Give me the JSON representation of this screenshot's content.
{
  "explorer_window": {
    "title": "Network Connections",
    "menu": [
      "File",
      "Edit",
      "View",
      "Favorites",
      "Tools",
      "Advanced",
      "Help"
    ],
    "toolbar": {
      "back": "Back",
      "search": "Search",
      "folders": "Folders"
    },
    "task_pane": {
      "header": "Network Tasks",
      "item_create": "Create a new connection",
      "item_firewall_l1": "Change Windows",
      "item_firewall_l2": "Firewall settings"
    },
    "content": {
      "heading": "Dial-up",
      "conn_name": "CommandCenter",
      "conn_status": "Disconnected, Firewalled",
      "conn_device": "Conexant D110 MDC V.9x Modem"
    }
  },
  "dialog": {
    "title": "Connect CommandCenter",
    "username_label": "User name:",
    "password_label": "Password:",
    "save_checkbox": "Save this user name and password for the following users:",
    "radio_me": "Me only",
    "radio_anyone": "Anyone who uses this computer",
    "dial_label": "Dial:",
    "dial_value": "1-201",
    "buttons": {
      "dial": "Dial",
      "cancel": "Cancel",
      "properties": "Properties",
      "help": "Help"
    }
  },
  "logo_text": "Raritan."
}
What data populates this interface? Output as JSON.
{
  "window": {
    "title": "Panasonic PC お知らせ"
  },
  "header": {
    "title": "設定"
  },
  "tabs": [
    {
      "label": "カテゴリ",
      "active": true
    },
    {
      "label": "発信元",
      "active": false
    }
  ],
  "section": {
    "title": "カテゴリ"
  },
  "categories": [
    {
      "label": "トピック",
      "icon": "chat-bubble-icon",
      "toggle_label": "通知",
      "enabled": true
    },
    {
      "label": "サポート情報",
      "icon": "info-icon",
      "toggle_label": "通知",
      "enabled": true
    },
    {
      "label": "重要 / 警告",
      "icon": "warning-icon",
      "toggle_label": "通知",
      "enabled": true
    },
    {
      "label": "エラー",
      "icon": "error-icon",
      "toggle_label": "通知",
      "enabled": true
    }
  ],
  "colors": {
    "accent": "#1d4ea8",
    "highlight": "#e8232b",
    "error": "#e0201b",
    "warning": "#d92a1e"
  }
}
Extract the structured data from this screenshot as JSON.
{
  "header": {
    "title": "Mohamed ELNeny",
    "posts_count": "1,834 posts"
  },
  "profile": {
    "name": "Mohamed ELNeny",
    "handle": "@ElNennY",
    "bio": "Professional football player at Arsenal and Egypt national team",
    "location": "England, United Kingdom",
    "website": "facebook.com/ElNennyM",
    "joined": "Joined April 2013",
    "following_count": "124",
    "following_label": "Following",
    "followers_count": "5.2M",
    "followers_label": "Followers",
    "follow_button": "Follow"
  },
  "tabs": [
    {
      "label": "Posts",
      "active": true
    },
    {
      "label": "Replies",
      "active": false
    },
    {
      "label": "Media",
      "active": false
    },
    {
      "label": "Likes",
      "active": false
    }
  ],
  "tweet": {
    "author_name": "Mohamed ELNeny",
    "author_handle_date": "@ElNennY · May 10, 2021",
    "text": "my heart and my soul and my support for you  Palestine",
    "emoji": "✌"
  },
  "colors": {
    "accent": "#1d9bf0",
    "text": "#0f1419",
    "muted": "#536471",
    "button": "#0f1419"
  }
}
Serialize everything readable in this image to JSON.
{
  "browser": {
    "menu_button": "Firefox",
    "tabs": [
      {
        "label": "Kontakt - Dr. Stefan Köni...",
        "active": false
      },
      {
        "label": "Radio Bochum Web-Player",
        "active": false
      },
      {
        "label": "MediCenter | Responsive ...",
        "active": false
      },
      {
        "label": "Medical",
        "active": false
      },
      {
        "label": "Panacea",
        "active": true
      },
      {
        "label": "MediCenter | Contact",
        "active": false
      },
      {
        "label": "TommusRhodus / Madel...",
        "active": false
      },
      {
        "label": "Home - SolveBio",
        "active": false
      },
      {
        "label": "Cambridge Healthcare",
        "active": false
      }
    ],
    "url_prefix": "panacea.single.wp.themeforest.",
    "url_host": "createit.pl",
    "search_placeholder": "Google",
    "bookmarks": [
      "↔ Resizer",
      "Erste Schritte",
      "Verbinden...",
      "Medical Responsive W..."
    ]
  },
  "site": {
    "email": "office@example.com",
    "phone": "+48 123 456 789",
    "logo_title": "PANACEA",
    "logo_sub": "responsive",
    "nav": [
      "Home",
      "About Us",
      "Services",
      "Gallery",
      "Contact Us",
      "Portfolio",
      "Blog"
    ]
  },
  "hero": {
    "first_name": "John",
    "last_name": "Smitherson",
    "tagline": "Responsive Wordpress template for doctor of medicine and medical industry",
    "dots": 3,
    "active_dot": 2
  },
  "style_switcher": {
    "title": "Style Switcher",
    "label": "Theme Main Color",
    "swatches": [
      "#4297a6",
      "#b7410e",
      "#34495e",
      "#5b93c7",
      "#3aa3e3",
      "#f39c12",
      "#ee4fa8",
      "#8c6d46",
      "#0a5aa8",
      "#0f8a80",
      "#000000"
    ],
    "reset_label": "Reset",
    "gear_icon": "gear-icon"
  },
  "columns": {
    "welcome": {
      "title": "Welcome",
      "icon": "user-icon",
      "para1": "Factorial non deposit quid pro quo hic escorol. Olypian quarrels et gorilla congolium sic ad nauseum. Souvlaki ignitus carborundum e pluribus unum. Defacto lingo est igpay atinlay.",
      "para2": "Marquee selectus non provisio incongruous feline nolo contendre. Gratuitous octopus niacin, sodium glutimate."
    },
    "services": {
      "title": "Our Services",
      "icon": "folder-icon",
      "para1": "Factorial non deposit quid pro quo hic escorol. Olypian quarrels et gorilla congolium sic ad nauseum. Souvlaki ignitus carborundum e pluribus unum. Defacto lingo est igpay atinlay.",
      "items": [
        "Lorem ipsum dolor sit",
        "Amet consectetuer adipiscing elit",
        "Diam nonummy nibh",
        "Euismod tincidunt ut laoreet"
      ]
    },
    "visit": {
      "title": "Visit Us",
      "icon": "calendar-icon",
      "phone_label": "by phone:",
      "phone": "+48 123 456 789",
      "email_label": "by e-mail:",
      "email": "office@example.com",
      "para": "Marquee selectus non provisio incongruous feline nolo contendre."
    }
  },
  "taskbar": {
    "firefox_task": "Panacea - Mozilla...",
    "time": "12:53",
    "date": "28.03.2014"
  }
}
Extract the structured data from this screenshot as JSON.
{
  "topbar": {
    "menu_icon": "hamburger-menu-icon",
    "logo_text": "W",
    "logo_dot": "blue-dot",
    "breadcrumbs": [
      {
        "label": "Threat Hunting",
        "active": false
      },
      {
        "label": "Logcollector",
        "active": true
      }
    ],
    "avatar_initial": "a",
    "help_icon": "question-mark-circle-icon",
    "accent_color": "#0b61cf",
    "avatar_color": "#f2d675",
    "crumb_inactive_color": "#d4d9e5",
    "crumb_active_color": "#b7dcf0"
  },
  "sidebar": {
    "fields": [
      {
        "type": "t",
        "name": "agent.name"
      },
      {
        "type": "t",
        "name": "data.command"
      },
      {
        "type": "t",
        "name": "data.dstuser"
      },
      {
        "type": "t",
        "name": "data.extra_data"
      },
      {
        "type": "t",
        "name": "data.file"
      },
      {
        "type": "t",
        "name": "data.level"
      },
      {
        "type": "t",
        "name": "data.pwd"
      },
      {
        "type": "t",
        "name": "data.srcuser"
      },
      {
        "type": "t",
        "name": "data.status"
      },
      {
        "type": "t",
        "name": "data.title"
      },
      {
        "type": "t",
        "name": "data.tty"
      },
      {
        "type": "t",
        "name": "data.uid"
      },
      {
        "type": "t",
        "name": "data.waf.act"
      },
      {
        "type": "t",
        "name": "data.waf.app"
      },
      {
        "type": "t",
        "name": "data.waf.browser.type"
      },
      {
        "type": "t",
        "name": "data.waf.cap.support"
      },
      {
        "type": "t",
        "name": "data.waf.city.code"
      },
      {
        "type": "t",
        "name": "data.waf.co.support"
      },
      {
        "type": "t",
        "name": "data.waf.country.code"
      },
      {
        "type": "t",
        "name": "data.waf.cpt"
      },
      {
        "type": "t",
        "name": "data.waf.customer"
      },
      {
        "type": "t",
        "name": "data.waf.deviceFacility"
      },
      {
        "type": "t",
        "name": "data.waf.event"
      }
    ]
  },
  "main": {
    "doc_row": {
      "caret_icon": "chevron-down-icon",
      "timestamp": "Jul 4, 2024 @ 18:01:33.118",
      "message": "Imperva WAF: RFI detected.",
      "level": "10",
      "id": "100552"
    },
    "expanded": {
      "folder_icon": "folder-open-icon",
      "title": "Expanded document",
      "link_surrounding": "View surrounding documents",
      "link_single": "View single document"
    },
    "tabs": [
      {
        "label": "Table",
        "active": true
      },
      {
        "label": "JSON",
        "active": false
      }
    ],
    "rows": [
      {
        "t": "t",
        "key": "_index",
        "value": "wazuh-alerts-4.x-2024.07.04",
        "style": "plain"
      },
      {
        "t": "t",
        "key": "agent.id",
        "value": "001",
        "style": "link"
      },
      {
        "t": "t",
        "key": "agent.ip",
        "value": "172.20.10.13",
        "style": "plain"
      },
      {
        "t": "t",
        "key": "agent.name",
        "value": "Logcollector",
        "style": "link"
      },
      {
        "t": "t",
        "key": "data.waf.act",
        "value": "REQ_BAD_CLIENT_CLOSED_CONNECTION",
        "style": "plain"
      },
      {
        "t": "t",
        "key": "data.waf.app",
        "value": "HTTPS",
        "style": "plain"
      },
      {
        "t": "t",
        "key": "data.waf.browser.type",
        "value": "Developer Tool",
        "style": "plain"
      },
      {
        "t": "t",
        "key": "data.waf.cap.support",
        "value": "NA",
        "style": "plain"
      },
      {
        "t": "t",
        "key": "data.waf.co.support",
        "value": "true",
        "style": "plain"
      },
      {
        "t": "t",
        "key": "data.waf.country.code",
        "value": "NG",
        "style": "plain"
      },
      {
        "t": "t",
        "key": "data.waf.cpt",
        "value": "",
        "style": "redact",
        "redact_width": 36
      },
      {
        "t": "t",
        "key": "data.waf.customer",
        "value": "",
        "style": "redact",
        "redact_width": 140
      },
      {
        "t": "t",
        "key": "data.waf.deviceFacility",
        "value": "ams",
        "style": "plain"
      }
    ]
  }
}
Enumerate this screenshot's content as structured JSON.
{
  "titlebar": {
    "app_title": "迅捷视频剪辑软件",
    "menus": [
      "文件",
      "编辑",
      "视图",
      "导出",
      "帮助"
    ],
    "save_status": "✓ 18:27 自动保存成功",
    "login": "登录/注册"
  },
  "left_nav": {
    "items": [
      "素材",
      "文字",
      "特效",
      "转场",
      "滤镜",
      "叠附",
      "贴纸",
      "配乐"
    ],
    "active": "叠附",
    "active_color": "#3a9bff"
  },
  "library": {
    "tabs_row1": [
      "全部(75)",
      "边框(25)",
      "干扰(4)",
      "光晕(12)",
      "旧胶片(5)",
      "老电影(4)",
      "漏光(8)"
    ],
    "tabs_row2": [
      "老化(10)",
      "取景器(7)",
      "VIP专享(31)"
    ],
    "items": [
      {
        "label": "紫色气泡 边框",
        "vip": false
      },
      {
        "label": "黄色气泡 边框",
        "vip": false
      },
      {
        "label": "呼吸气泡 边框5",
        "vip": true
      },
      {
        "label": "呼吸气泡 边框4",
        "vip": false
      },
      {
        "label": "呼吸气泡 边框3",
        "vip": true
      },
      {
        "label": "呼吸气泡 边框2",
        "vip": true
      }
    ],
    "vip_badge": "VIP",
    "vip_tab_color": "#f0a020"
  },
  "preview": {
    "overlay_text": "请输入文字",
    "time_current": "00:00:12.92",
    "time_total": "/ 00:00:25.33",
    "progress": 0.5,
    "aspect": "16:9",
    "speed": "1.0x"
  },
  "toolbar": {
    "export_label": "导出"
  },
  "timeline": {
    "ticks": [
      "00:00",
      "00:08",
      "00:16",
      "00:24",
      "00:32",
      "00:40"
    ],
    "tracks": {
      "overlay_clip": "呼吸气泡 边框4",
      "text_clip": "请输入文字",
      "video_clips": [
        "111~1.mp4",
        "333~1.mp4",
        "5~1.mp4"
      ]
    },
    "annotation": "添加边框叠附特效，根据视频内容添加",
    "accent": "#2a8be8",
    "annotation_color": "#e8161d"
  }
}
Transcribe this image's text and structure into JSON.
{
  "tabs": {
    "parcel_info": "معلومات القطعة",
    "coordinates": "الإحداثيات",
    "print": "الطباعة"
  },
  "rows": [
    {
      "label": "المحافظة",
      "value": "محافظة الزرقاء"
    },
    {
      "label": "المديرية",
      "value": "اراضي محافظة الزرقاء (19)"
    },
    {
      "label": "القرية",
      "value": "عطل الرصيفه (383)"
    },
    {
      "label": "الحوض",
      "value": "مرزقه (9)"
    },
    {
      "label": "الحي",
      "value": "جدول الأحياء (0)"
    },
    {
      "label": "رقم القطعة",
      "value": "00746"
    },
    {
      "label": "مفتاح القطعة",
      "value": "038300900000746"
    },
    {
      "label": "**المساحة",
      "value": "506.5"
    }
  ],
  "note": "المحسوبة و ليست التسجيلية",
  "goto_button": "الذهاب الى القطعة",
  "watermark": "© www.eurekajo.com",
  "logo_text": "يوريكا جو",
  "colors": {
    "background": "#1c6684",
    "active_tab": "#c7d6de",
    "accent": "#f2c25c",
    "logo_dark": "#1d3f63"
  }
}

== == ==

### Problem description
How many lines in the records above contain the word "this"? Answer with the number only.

### Solution below
9